--- INPUT Enclosed Below ---
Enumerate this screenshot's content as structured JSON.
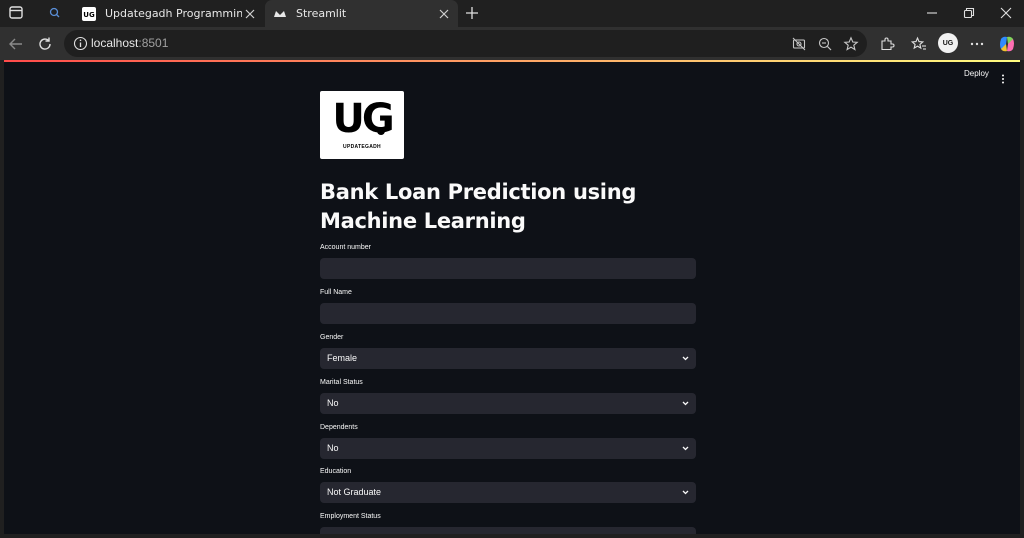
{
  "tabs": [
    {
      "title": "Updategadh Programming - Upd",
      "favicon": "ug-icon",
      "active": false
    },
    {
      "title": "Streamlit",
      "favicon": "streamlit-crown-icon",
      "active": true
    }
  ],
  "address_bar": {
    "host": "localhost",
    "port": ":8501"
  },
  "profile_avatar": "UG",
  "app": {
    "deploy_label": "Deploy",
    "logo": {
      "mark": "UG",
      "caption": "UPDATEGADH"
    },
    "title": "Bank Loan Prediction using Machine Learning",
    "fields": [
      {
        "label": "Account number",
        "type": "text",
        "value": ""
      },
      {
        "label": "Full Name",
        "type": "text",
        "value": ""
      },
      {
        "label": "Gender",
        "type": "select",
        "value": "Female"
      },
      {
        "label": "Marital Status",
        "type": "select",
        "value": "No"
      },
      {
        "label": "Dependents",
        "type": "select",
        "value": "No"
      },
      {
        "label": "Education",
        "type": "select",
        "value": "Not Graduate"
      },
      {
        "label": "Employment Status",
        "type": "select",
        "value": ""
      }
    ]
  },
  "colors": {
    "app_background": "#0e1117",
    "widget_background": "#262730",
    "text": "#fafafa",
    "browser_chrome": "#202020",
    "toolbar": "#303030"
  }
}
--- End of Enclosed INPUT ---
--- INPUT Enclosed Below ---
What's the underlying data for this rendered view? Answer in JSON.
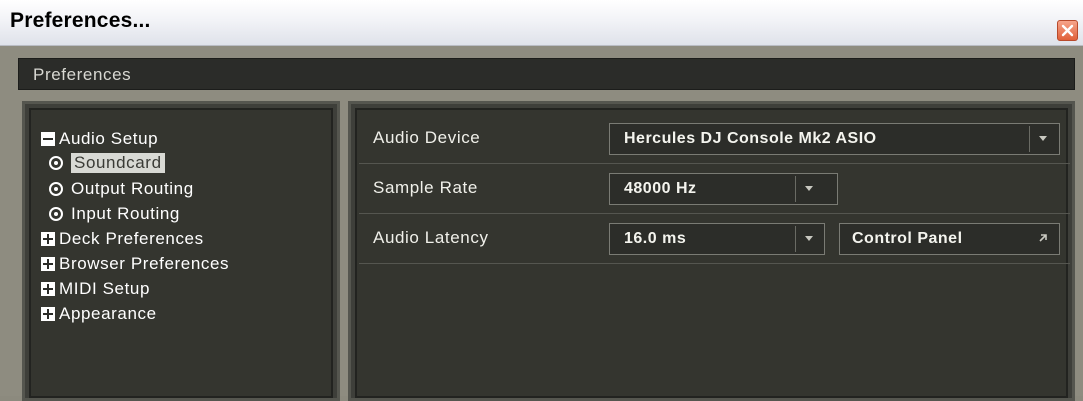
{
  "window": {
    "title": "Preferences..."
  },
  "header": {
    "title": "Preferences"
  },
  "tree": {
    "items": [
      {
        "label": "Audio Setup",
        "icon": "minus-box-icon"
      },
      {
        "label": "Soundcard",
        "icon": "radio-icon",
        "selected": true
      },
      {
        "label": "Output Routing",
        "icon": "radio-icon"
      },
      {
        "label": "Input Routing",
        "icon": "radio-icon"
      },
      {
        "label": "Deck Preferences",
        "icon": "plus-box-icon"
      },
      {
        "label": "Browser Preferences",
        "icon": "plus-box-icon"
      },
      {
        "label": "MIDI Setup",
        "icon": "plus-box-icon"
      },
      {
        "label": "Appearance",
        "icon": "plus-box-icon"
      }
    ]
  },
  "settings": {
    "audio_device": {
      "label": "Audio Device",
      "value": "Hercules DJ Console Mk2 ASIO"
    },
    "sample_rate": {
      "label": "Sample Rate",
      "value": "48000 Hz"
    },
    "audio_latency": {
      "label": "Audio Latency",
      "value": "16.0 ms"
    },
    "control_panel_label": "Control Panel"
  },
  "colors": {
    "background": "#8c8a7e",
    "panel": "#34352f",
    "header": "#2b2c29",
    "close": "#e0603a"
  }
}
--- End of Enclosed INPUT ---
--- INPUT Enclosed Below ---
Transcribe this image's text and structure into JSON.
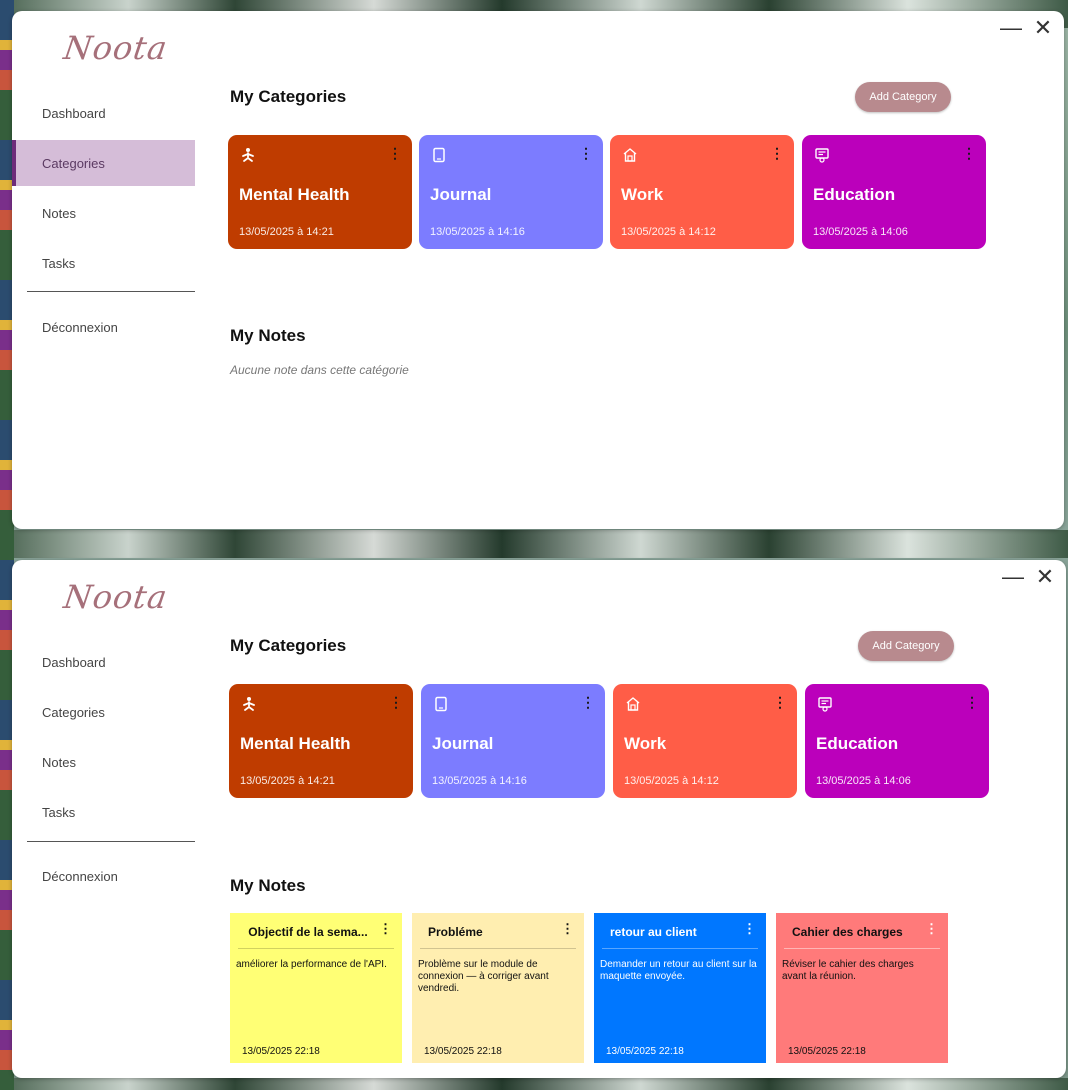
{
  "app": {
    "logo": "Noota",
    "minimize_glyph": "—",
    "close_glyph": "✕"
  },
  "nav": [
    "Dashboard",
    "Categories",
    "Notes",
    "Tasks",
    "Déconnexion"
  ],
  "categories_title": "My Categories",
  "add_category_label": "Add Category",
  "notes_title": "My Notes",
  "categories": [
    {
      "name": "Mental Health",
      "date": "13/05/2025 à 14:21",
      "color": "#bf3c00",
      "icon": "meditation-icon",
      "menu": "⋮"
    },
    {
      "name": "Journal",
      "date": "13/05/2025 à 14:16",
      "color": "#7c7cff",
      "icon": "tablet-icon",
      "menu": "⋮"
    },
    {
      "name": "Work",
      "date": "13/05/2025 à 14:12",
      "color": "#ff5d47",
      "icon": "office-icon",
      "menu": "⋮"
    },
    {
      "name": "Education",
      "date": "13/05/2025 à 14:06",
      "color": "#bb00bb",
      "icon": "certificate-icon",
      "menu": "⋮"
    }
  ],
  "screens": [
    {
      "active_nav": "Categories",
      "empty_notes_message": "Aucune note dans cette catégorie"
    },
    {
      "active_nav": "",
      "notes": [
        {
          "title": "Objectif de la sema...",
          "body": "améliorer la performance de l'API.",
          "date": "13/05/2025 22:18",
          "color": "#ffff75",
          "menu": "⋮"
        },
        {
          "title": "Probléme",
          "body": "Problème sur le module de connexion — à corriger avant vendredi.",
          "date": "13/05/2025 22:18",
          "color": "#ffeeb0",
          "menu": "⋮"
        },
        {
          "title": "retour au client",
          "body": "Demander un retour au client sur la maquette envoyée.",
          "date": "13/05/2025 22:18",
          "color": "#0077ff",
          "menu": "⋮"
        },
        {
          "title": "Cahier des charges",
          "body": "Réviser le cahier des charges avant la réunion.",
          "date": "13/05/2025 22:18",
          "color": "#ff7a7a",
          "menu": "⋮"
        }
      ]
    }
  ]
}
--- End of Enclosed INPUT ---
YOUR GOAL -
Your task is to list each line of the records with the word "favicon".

EXERCISE ANSWER -
      "favicon": "ug-icon",
      "favicon": "streamlit-crown-icon",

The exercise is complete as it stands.